I came to London to improve my English skills. I did it, because I started sometimes to dream in English. If you are doing this, than it is a good sign. At first, if I listen to people in a shop, it takes some time to understand, what they are talking about. But you listen every day, than you understand more and more. Also I started to read a book: Eat Pray Love. I watched the movie in Germany, so I knew a little bit what the story is about. By reading the book, I expanded my vocabulary. Three weeks ago, I went to a cinema to watch the Disney movie Frozen. After I left the cinema, I was astonished how much I understood. And I really enjoyed this movie.

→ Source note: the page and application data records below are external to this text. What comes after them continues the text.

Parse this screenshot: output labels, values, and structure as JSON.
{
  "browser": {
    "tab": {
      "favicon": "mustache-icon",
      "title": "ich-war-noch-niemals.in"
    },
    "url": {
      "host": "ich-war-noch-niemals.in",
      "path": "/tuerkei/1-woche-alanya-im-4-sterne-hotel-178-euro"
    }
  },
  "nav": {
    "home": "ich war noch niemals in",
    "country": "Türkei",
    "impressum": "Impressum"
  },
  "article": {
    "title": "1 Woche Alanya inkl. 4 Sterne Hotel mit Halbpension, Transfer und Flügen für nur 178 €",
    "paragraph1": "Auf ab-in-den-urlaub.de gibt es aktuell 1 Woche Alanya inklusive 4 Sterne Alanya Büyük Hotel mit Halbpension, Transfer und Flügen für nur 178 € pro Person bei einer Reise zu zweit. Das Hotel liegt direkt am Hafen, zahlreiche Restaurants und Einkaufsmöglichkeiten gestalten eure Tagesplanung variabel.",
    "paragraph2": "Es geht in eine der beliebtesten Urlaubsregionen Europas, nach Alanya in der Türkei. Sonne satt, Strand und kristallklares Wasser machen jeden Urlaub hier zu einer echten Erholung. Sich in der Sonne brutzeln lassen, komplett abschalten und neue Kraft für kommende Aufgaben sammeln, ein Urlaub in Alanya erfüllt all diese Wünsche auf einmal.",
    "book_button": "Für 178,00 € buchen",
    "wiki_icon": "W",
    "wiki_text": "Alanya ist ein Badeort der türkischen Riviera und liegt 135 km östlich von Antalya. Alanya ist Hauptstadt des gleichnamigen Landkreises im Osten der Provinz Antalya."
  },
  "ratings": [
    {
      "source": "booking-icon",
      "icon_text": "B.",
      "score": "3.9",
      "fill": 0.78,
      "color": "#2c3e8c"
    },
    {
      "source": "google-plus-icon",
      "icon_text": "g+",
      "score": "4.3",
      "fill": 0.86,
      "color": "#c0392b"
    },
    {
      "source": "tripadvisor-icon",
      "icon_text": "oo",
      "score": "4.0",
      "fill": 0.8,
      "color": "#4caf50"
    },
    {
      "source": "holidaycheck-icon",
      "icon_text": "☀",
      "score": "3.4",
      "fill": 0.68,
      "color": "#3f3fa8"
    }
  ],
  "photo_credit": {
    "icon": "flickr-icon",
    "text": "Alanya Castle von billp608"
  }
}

Moreover, if I am in the train, I read the newspaper. As time has gone on, I have understood more articles. It gave me a good feeling, because then I know what’s going on in London (news, politics…) And what I did also always, when I listen to music, I try to translate, what the singer wants to say. With fast songs, I found it sometimes hard to understand. But now I understand more. The important thing is to speak with the English people. Around the corner, there is a lovely pub. I love this pub. And I went there during the week to talk with the publican. It was always funny to talk with him and so I improved my English too.
I worked in a charity shop too, and before I went there each day, I drank a hot chocolate in a café. And I tell you, every time I sat there, I came to talk with people. I don’t know why. Someone told me I have a friendly face. Anyway, in the end I talk with the people and they asked me why I was in London. Talking is the best way to learn a language.